YOUR INSTRUCTIONS:
Nothing in the data may be altered; restate all of it exactly.

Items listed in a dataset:
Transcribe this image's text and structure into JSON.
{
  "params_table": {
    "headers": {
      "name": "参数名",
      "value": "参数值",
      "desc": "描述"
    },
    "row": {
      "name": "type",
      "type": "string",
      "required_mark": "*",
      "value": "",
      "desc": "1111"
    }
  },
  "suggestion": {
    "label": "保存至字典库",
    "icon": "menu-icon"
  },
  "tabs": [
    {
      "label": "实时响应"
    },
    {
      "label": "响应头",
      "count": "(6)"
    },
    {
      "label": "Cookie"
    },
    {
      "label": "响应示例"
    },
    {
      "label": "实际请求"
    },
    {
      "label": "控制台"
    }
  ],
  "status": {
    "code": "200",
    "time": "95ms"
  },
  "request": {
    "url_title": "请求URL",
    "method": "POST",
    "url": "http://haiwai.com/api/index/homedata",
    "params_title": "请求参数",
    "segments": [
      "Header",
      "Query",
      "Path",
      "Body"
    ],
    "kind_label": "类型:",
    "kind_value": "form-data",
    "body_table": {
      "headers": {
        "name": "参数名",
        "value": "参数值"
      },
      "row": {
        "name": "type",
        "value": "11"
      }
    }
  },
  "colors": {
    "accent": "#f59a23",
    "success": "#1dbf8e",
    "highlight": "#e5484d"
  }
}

WRITTEN ANSWER:
Transcribe this image's text and structure into JSON.
{
  "params_table": {
    "headers": {
      "name": "参数名",
      "value": "参数值",
      "desc": "描述"
    },
    "row": {
      "name": "type",
      "type": "string",
      "required_mark": "*",
      "value": "",
      "desc": "1111"
    }
  },
  "suggestion": {
    "label": "保存至字典库",
    "icon": "menu-icon"
  },
  "tabs": [
    {
      "label": "实时响应"
    },
    {
      "label": "响应头",
      "count": "(6)"
    },
    {
      "label": "Cookie"
    },
    {
      "label": "响应示例"
    },
    {
      "label": "实际请求"
    },
    {
      "label": "控制台"
    }
  ],
  "status": {
    "code": "200",
    "time": "95ms"
  },
  "request": {
    "url_title": "请求URL",
    "method": "POST",
    "url": "http://haiwai.com/api/index/homedata",
    "params_title": "请求参数",
    "segments": [
      "Header",
      "Query",
      "Path",
      "Body"
    ],
    "kind_label": "类型:",
    "kind_value": "form-data",
    "body_table": {
      "headers": {
        "name": "参数名",
        "value": "参数值"
      },
      "row": {
        "name": "type",
        "value": "11"
      }
    }
  },
  "colors": {
    "accent": "#f59a23",
    "success": "#1dbf8e",
    "highlight": "#e5484d"
  }
}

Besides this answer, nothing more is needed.